**THE TASK:**
Which lines in the data below contain the word "counter"? Copy each of them.

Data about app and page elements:
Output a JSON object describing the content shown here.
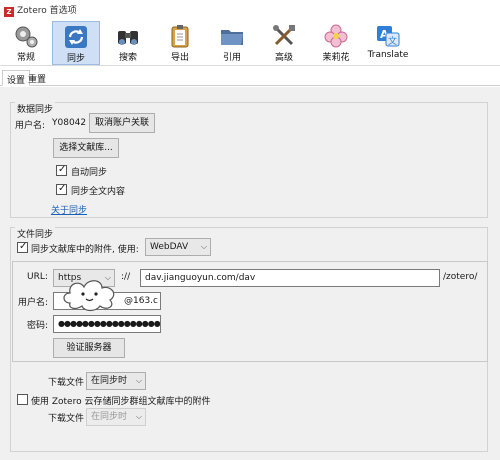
{
  "window": {
    "title": "Zotero 首选项"
  },
  "toolbar": [
    {
      "label": "常规",
      "icon": "gears-icon"
    },
    {
      "label": "同步",
      "icon": "sync-icon"
    },
    {
      "label": "搜索",
      "icon": "binoculars-icon"
    },
    {
      "label": "导出",
      "icon": "clipboard-icon"
    },
    {
      "label": "引用",
      "icon": "folder-icon"
    },
    {
      "label": "高级",
      "icon": "tools-icon"
    },
    {
      "label": "茉莉花",
      "icon": "jasmine-icon"
    },
    {
      "label": "Translate",
      "icon": "translate-icon"
    }
  ],
  "subtabs": [
    "设置",
    "重置"
  ],
  "data_sync": {
    "title": "数据同步",
    "username_label": "用户名:",
    "username_value": "Y08042",
    "unlink_button": "取消账户关联",
    "choose_library_button": "选择文献库...",
    "auto_sync_label": "自动同步",
    "fulltext_sync_label": "同步全文内容",
    "about_link": "关于同步"
  },
  "file_sync": {
    "title": "文件同步",
    "sync_attachments_label": "同步文献库中的附件, 使用:",
    "method_value": "WebDAV",
    "url_label": "URL:",
    "protocol_value": "https",
    "scheme_sep": "://",
    "url_value": "dav.jianguoyun.com/dav",
    "url_suffix": "/zotero/",
    "username_label": "用户名:",
    "username_value": "@163.c",
    "password_label": "密码:",
    "password_value": "●●●●●●●●●●●●●●●●●",
    "verify_button": "验证服务器",
    "download_label_1": "下载文件",
    "download_value_1": "在同步时",
    "group_storage_label": "使用 Zotero 云存储同步群组文献库中的附件",
    "download_label_2": "下载文件",
    "download_value_2": "在同步时"
  },
  "colors": {
    "active_tab": "#cfe0f6",
    "link": "#1a5fb4",
    "panel_bg": "#f0f0f0"
  }
}
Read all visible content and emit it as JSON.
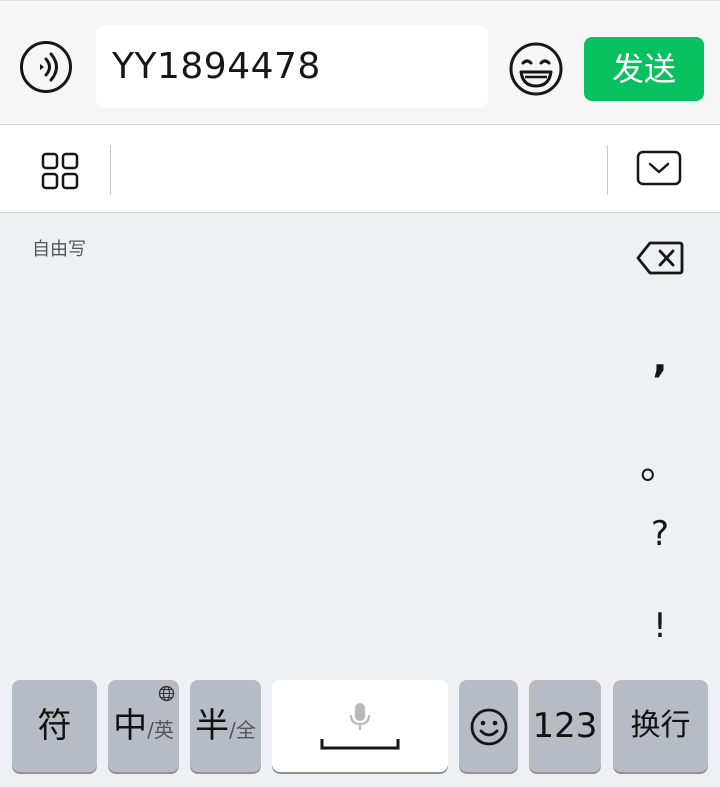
{
  "input_bar": {
    "voice_icon": "voice-wave-icon",
    "text_value": "YY1894478",
    "emoji_icon": "emoji-face-icon",
    "send_label": "发送"
  },
  "toolbar": {
    "grid_icon": "apps-grid-icon",
    "collapse_icon": "keyboard-collapse-icon"
  },
  "handwriting": {
    "mode_label": "自由写",
    "delete_icon": "backspace-icon",
    "punctuation": [
      ",",
      "。",
      "?",
      "!"
    ]
  },
  "keys": {
    "symbol": "符",
    "cn_main": "中",
    "cn_sub": "/英",
    "half_main": "半",
    "half_sub": "/全",
    "number": "123",
    "enter": "换行"
  },
  "colors": {
    "send_green": "#07c160",
    "keyboard_bg": "#eff0f4",
    "function_key": "#b7bcc4"
  }
}
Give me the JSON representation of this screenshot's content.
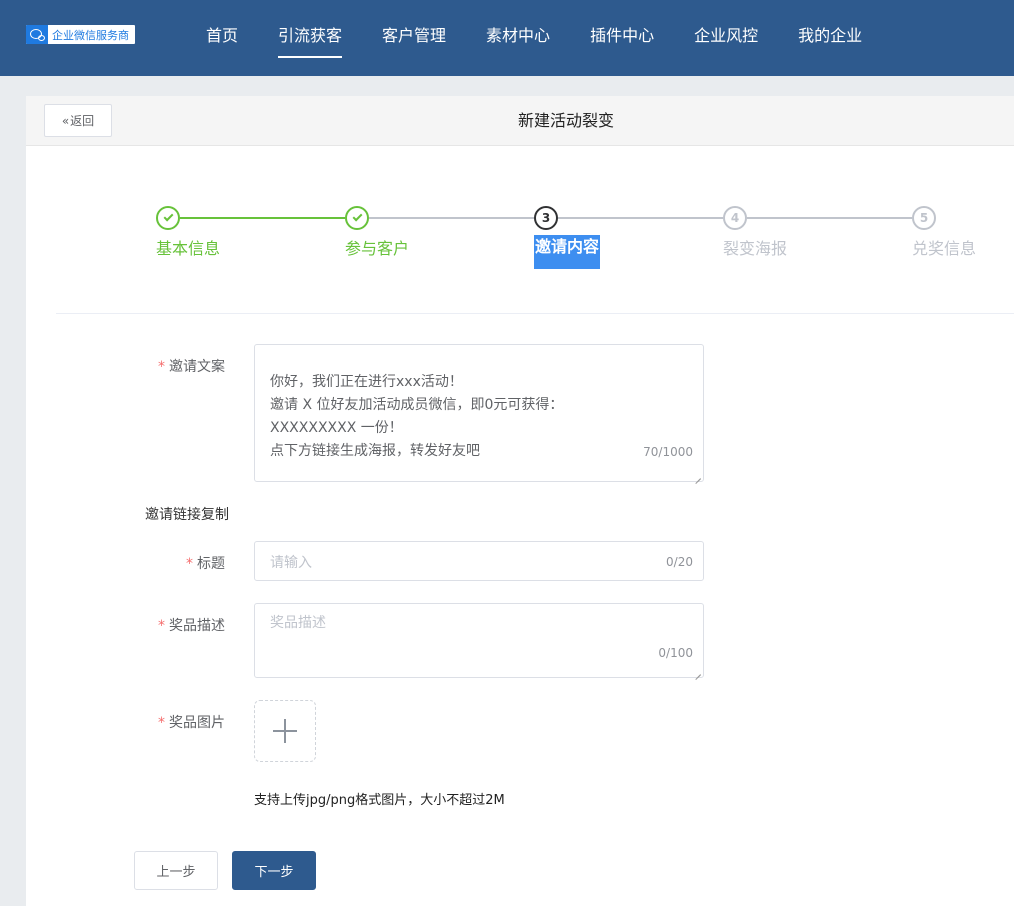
{
  "header": {
    "logo_text": "企业微信服务商",
    "nav": [
      {
        "label": "首页",
        "active": false
      },
      {
        "label": "引流获客",
        "active": true
      },
      {
        "label": "客户管理",
        "active": false
      },
      {
        "label": "素材中心",
        "active": false
      },
      {
        "label": "插件中心",
        "active": false
      },
      {
        "label": "企业风控",
        "active": false
      },
      {
        "label": "我的企业",
        "active": false
      }
    ]
  },
  "page": {
    "back_label": "返回",
    "title": "新建活动裂变"
  },
  "steps": [
    {
      "number": "1",
      "label": "基本信息",
      "status": "done"
    },
    {
      "number": "2",
      "label": "参与客户",
      "status": "done"
    },
    {
      "number": "3",
      "label": "邀请内容",
      "status": "current"
    },
    {
      "number": "4",
      "label": "裂变海报",
      "status": "pending"
    },
    {
      "number": "5",
      "label": "兑奖信息",
      "status": "pending"
    }
  ],
  "form": {
    "invite_text": {
      "label": "邀请文案",
      "lines": [
        "你好，我们正在进行xxx活动！",
        "邀请 X 位好友加活动成员微信，即0元可获得：",
        "XXXXXXXXX 一份！",
        "点下方链接生成海报，转发好友吧"
      ],
      "counter": "70/1000"
    },
    "link_section_title": "邀请链接复制",
    "title_field": {
      "label": "标题",
      "placeholder": "请输入",
      "counter": "0/20"
    },
    "prize_desc": {
      "label": "奖品描述",
      "placeholder": "奖品描述",
      "counter": "0/100"
    },
    "prize_image": {
      "label": "奖品图片",
      "hint": "支持上传jpg/png格式图片，大小不超过2M"
    }
  },
  "actions": {
    "prev_label": "上一步",
    "next_label": "下一步"
  }
}
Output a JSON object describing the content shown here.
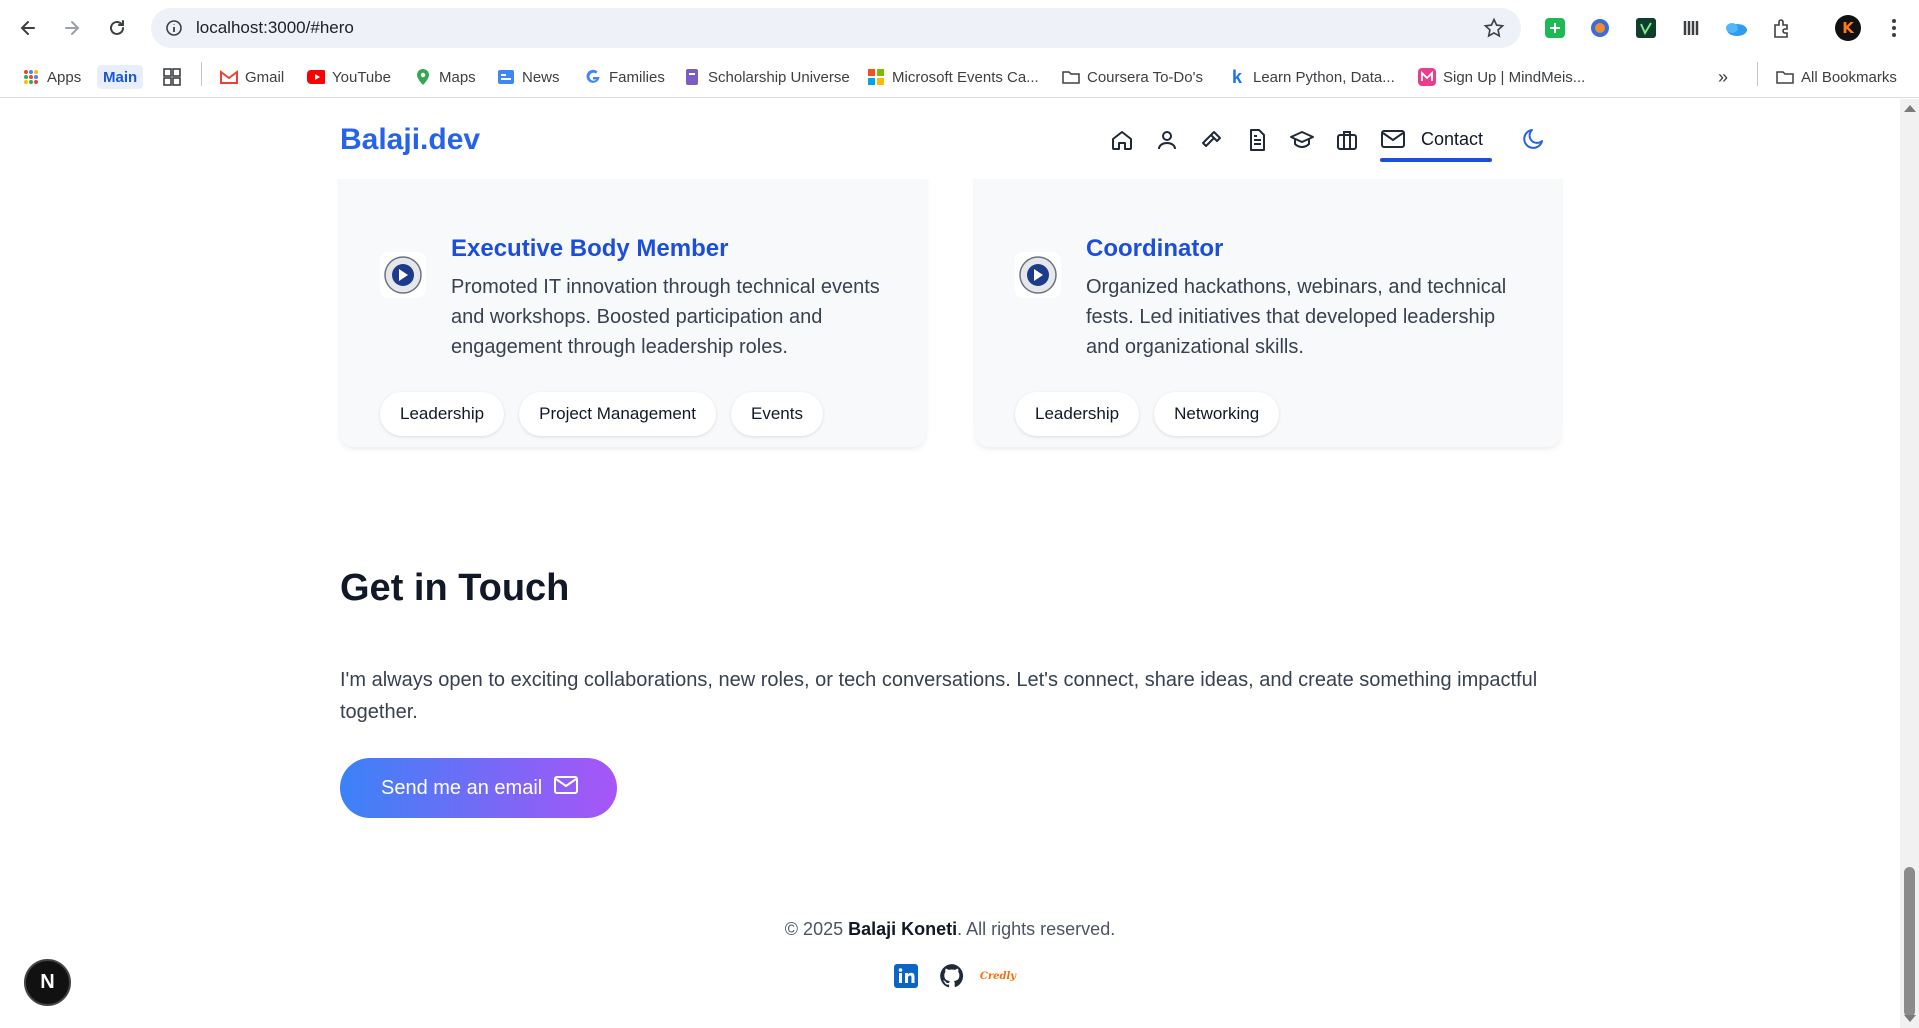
{
  "browser": {
    "url": "localhost:3000/#hero",
    "bookmarks": {
      "apps": "Apps",
      "main": "Main",
      "gmail": "Gmail",
      "youtube": "YouTube",
      "maps": "Maps",
      "news": "News",
      "families": "Families",
      "scholarship": "Scholarship Universe",
      "microsoft": "Microsoft Events Ca...",
      "coursera": "Coursera To-Do's",
      "learn_python": "Learn Python, Data...",
      "mindmeister": "Sign Up | MindMeis...",
      "all_bookmarks": "All Bookmarks"
    },
    "profile_initial": "K"
  },
  "header": {
    "brand": "Balaji.dev",
    "active_nav": "Contact"
  },
  "cards": [
    {
      "role": "Executive Body Member",
      "description": "Promoted IT innovation through technical events and workshops. Boosted participation and engagement through leadership roles.",
      "tags": [
        "Leadership",
        "Project Management",
        "Events"
      ]
    },
    {
      "role": "Coordinator",
      "description": "Organized hackathons, webinars, and technical fests. Led initiatives that developed leadership and organizational skills.",
      "tags": [
        "Leadership",
        "Networking"
      ]
    }
  ],
  "contact": {
    "title": "Get in Touch",
    "text": "I'm always open to exciting collaborations, new roles, or tech conversations. Let's connect, share ideas, and create something impactful together.",
    "button": "Send me an email"
  },
  "footer": {
    "copy_prefix": "© 2025 ",
    "name": "Balaji Koneti",
    "copy_suffix": ". All rights reserved.",
    "credly": "Credly"
  },
  "dev_badge": "N",
  "colors": {
    "brand": "#2563eb",
    "role": "#1d4ed8",
    "button_start": "#3b82f6",
    "button_end": "#a855f7"
  }
}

**COMPLETED EXERCISE:**
      "counter": "70/1000"
      "counter": "0/20"
      "counter": "0/100"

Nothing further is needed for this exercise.